    By drawing on experiences from post-conflict environments in different parts of the world, a diverse group of researchers and scholar-practitioners working in academia, non-governmental and international organisations examine the proactive roles of girls and boys in promoting security for themselves and their families ; their disproportionate suffering and their specific vulnerabilities during and after the war; international legal frameworks created to protect and empower children and youth in post-conflict environments; examples of initiatives to help young people escape the traps of victimhood and voicelessness and actively engage in rebuilding their communities and nations; and international and national efforts to provide for the security of children and young people in post-conflict environments.

    Children and youth are essential catalysts for the successful rebuilding of war-torn societies. Many will reach adulthood as new social, economic and political orders are being consolidated, as first elections are held and as international assistance and early rebuilding efforts are handed over into local hands. As the young post-war generation will become the next leaders, parents and teachers, ensuring children and youth’s active role in post-conflict peacebuilding today could be among the most effective means of building a sustainable peace tomorrow.

    About the Editors:

    Albrecht Schnabel is a Senior Fellow in the Research Division of the Geneva Centre for the Democratic Control of Armed Forces (DCAF). Anara Tabyshalieva is an Assistant Professor of History at Marshall University and a Research Fellow at the Institute for Regional Studies (Kyrgyzstan).

    Table of Contents:

    Part I: Introduction – Conceptualizing the roles of children and youth in post-conflict peacebuilding
    Opportunities missed: Sidelining children and youth in post-conflict recovery and reform efforts , Albrecht Schnabel and Anara Tabyshalieva
    The active role of children and young people in post-conflict peacebuilding , Claire O’Kane, Clare Feinstein and Annette Giertsen

    Part II: The scars of armed conflict – Children and youth as actors and victims
    Children and youth in conflict and post-conflict societies: From plights of war to paths of peacebuilding, Kathleen Kostelny and Michael Wessells
    Angry young men in Timor-Leste: Post-conflict peacebuilding and its malcontents, Henri Myrttinen

    Part III: Protecting and engaging children and youth in post-conflict environments
    Protection and participation of children in post-conflict peacebuilding: International law and evolving practice, Vesselin Popovski
    Children and security sector governance, David Nosworthy
    The resilience of children and youth during conflict and its contribution to post-conflict stability: The case of northern Uganda and “night commuting, Azar Eskandarpour

    Part IV: Children and youth as peacebuilders
    Do youth programmes contribute to post-conflict peacebuilding? Some reflections on existing practice, Valeria Izzi and Chetan Kumar
    “Conflict is a preventable disease”: Recovering child soldiers teach the practice of peace, Deborah Davis

    Part V: Conclusion
    Escaping and moving beyond victimhood: Children and youth as peacebuilders, Anara Tabyshalieva and Albrecht Schnabel

  • “This volume, focusing on children and youth in post-conflict situations, takes a very wide-angled view, including chapters on Europe, Asia, the Middle East and Africa.

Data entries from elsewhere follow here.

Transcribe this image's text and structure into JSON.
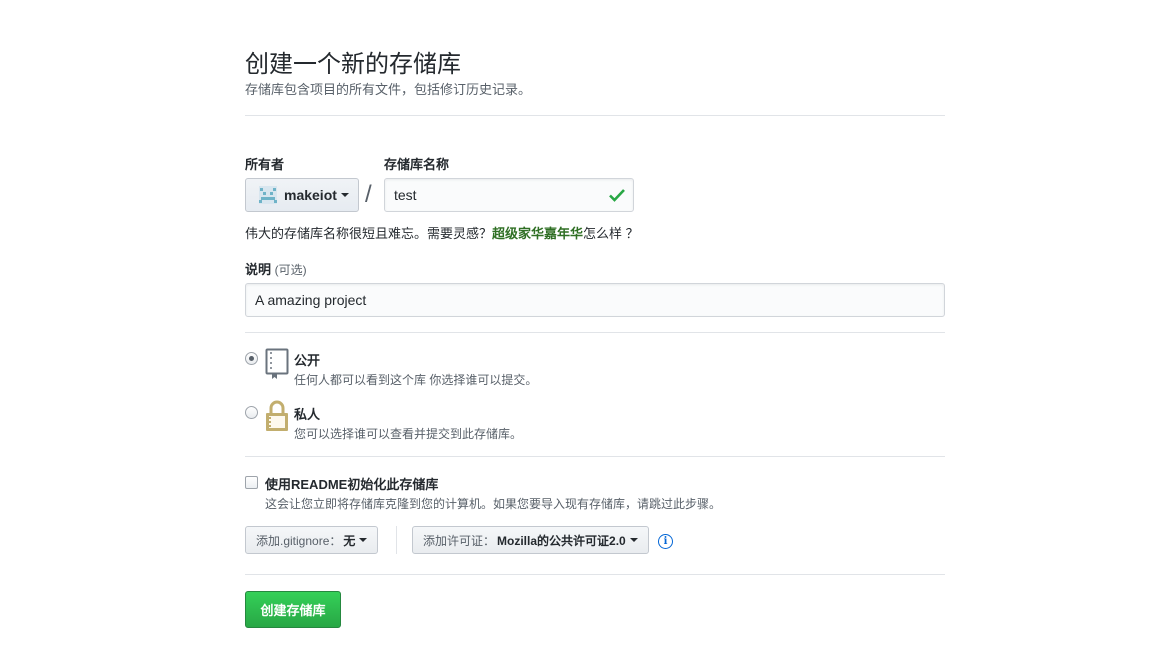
{
  "header": {
    "title": "创建一个新的存储库",
    "subtitle": "存储库包含项目的所有文件，包括修订历史记录。"
  },
  "owner": {
    "label": "所有者",
    "value": "makeiot"
  },
  "repo": {
    "label": "存储库名称",
    "value": "test",
    "separator": "/"
  },
  "hint": {
    "prefix": "伟大的存储库名称很短且难忘。需要灵感？",
    "suggestion": "超级家华嘉年华",
    "suffix": "怎么样 ？"
  },
  "description": {
    "label": "说明",
    "optional": "(可选)",
    "value": "A amazing project"
  },
  "visibility": {
    "public": {
      "title": "公开",
      "desc": "任何人都可以看到这个库 你选择谁可以提交。"
    },
    "private": {
      "title": "私人",
      "desc": "您可以选择谁可以查看并提交到此存储库。"
    }
  },
  "readme": {
    "title": "使用README初始化此存储库",
    "desc": "这会让您立即将存储库克隆到您的计算机。如果您要导入现有存储库，请跳过此步骤。"
  },
  "gitignore": {
    "label": "添加.gitignore：",
    "value": "无"
  },
  "license": {
    "label": "添加许可证：",
    "value": "Mozilla的公共许可证2.0"
  },
  "info_icon": "i",
  "create_button": "创建存储库",
  "colors": {
    "accent_green": "#28a745",
    "suggest_green": "#2f6f24",
    "info_blue": "#0366d6"
  }
}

Taking a case study approach, the volume attempts to situate local conflicts and their effects on children and youth within an international peacebuilding and security context. The volume attempts to assert a sense of agency on the part of children and youth rather than perpetuating the idea of this group as a vulnerable population and as victims of conflict.”

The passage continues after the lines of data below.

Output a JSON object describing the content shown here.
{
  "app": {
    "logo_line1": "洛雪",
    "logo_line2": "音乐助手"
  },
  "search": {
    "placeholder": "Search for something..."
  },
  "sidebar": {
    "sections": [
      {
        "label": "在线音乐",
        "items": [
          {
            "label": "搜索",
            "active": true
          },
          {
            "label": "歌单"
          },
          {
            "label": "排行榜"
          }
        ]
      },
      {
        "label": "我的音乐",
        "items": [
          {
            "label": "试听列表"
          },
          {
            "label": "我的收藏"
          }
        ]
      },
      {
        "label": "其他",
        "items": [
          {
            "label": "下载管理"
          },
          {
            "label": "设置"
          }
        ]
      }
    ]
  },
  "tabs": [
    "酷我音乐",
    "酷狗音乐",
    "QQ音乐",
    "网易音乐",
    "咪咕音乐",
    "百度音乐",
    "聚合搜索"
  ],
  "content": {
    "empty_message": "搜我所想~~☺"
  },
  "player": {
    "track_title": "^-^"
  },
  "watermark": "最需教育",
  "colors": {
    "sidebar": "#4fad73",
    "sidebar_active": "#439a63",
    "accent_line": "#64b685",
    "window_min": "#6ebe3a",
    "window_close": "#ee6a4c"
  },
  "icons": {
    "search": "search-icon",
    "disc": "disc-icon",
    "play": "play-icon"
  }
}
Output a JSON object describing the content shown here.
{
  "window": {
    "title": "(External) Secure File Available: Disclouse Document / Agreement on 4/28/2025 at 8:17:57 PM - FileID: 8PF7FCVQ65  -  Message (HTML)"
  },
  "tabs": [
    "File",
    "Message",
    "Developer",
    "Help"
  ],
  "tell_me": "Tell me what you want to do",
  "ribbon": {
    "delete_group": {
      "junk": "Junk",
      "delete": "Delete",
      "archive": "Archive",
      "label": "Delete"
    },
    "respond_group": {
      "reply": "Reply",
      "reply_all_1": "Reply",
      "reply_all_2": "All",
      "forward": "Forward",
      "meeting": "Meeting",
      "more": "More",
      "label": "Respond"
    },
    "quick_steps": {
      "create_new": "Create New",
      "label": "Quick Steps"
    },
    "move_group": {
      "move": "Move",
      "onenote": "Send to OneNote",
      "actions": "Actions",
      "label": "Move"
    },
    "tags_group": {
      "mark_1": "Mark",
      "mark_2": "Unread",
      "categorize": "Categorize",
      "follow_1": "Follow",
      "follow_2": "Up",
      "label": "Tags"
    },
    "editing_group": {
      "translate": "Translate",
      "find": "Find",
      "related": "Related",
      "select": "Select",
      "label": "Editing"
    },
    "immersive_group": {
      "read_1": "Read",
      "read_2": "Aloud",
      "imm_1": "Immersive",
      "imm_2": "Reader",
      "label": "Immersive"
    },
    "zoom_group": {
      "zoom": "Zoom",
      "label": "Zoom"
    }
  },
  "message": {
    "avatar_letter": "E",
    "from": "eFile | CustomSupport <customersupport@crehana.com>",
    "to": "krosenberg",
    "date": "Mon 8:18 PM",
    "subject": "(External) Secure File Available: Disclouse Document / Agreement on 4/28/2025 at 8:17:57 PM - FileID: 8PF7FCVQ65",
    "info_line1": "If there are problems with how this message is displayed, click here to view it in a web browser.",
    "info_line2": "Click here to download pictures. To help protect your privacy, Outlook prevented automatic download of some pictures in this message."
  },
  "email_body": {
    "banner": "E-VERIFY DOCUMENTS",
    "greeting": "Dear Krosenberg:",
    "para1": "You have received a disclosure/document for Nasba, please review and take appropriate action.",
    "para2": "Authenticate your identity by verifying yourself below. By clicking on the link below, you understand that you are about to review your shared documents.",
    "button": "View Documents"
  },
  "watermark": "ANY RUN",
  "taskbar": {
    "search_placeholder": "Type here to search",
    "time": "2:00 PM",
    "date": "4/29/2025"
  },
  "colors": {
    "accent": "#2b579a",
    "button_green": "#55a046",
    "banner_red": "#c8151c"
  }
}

    Louise Vincent, Professor, Department of Political and International Studies, Rhodes University